>>>>>

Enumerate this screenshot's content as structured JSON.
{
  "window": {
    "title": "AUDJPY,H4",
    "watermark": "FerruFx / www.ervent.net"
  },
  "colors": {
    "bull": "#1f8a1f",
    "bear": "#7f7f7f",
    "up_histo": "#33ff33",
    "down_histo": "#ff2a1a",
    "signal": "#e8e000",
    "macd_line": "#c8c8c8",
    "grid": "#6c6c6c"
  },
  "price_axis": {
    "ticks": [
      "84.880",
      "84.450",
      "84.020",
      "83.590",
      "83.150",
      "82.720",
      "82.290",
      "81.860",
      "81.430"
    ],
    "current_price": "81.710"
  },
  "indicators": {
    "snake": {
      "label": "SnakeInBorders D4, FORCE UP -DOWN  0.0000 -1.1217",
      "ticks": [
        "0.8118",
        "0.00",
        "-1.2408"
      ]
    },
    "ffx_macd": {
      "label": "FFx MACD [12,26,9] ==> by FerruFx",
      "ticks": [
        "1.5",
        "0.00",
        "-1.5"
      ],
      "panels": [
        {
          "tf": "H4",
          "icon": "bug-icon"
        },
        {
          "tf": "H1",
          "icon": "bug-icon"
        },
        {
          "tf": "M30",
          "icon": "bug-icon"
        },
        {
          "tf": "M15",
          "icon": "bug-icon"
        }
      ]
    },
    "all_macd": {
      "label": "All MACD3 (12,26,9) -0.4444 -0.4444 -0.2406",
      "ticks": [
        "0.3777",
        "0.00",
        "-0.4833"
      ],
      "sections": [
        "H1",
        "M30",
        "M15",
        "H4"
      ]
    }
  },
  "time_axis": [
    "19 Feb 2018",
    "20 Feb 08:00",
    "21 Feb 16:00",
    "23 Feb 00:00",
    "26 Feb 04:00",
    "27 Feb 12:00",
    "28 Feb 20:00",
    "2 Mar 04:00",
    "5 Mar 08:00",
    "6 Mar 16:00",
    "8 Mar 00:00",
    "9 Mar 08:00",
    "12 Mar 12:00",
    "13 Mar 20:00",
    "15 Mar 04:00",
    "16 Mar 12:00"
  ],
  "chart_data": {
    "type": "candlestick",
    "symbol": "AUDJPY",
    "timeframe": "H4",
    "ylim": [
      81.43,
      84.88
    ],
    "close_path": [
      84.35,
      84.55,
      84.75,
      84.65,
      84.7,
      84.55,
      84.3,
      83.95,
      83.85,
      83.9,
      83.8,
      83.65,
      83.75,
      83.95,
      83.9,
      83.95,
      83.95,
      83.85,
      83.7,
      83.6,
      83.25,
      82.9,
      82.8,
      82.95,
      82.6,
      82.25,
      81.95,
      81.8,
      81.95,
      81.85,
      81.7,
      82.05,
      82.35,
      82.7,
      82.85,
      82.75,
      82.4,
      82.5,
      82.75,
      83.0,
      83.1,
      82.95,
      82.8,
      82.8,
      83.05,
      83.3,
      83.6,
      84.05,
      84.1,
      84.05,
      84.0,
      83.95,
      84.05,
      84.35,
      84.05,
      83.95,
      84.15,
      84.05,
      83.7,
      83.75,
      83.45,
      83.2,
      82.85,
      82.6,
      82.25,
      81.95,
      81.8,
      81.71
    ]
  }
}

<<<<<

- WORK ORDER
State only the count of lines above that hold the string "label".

- TASK SOLUTION
3